It's endlessly interesting that so many countries and cultures, that we believe we know well, have spend mechanisms that are held dear, yet are virtually unknown outside their borders. To wit, according to today's WSJ, our Northern neighbor's consumers have revered Canadian Tire money as an alternative currency for over a half century. But alas, the spend visibility and behavioral insight offered by plastic loyalty cards portends the end of tire dollar spend.
I know I'm more than a little anachronistic at heart when old conventions are supplanted by new technology -- I've not yet succumbed to EZ Pass for instance -- but there's just something about having hard currency, coupons, bonus dollars and other forms of physical chits in hand. They're more real. And while I have nothing to hide, I also like to keep some spend anonymous, off the radar, in my head and nowhere else. Many of my fellow North Americans evidently agree.

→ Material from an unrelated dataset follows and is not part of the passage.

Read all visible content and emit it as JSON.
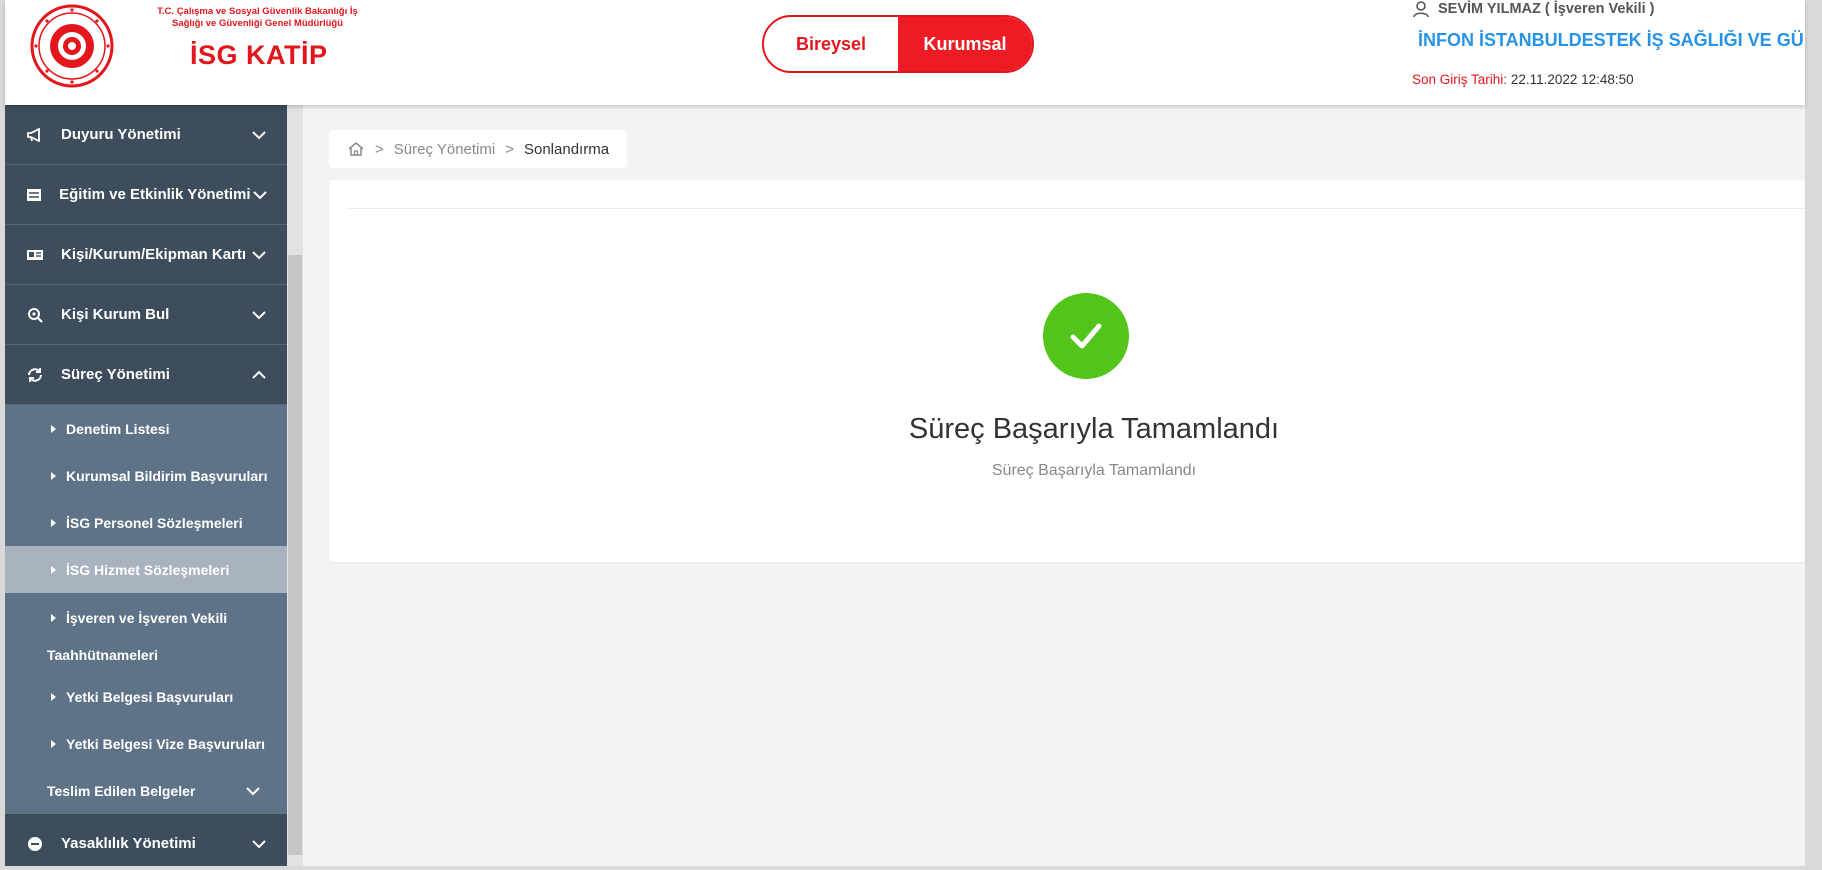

The Journal describes how "Canadian Tire Corp., an iconic retailer here that sells everything from car batteries to hockey sticks, hands out Canadian Tire money to loyal shoppers. Customers receive the brightly colored coupons, equivalent to a fraction of their shopping bill, at the checkout... Over the years, the coupons -- printed on counterfeit-resistant paper in denominations ranging from five Canadian cents (about five U.S. cents) to two dollars -- have gained currency outside the store's doors. Collectors covet older bills and anticipate print runs of newer ones. [and] One group auctions off rare Canadian Tire bills and publishes a newsletter devoted to the coupons." Even eBay serves as a kind of currency trading exchange for tire dollars.
Quite incredibly, "About one billion bills are in circulation across Canada, worth an estimated 100 million Canadian dollars... But now, Canadian Tire is starting to phase out the program in a shift toward a plastic loyalty-card system... The company... thinks a card would help to better understand what customers are buying and fine-tune offers directly to them." Probably so, but I can't help but wonder if maybe the Canadian government has a hand in dissolving this charming currency alternative to maximize their VAT.
In any case, at the risk of overly digressing, I very fondly recall the 50's and 60's Green Stamp promotions. Many merchants issued Green Stamps upon check out and millions of young baby boomers -- like me -- were dutifully required to paste them in books that could then be redeemed at ubiquitous Green Stamp Stores for merchandise from toys to linens to dishware and electronics. It was a form of savings thrift and sense of mercantile community fostered by an alternative currency that -- for better or worse -- (though I believe worse) has disappeared from America. Oops, make that the U.S.
After I post this, I think I'll walk to my neighborhood watering hole and redeem some of their wooden nickels I've been collecting. I know they're here somewhere -- hope they still take them.